### What is expected
Only lines containing the string "JSON" belong in the answer; copy all of them from the entries.

Saved entries
☆ ☆ ☆ ☆
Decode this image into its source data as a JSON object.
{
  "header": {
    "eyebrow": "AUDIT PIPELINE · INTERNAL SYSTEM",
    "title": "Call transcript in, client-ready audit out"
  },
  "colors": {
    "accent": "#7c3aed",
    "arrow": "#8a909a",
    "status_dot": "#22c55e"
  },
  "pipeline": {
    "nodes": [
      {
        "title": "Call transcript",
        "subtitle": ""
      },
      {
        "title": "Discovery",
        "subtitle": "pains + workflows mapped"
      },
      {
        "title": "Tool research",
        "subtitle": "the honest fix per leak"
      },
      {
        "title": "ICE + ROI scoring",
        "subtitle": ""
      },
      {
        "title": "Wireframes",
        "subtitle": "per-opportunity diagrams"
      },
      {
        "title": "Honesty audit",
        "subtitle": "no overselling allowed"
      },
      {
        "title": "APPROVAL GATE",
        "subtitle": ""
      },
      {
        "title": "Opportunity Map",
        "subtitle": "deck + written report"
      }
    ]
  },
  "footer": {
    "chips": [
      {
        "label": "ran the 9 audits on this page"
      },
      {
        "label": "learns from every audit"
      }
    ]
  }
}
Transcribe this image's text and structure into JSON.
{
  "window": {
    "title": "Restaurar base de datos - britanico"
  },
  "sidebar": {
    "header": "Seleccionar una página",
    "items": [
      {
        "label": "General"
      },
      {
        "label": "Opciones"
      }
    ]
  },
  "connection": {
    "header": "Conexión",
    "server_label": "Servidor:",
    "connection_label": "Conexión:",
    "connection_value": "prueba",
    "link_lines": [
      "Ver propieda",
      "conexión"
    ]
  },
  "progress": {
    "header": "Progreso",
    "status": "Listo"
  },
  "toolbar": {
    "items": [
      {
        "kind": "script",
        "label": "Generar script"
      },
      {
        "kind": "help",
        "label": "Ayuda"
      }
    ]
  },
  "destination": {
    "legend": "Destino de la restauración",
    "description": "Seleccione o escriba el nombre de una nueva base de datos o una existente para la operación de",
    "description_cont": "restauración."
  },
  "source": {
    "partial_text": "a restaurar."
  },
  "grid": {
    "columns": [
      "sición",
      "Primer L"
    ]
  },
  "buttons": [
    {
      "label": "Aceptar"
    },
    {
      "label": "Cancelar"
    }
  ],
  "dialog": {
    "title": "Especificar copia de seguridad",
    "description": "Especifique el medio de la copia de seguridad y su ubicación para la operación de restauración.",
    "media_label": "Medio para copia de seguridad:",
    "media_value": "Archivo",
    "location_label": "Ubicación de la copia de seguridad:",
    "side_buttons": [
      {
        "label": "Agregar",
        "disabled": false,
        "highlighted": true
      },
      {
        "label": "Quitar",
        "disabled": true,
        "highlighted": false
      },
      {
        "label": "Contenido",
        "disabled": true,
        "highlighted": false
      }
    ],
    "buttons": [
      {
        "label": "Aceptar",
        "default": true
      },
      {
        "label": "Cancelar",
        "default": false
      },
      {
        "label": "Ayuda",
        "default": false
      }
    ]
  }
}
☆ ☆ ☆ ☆
### Result of the exercise
Decode this image into its source data as a JSON object.
Transcribe this image's text and structure into JSON.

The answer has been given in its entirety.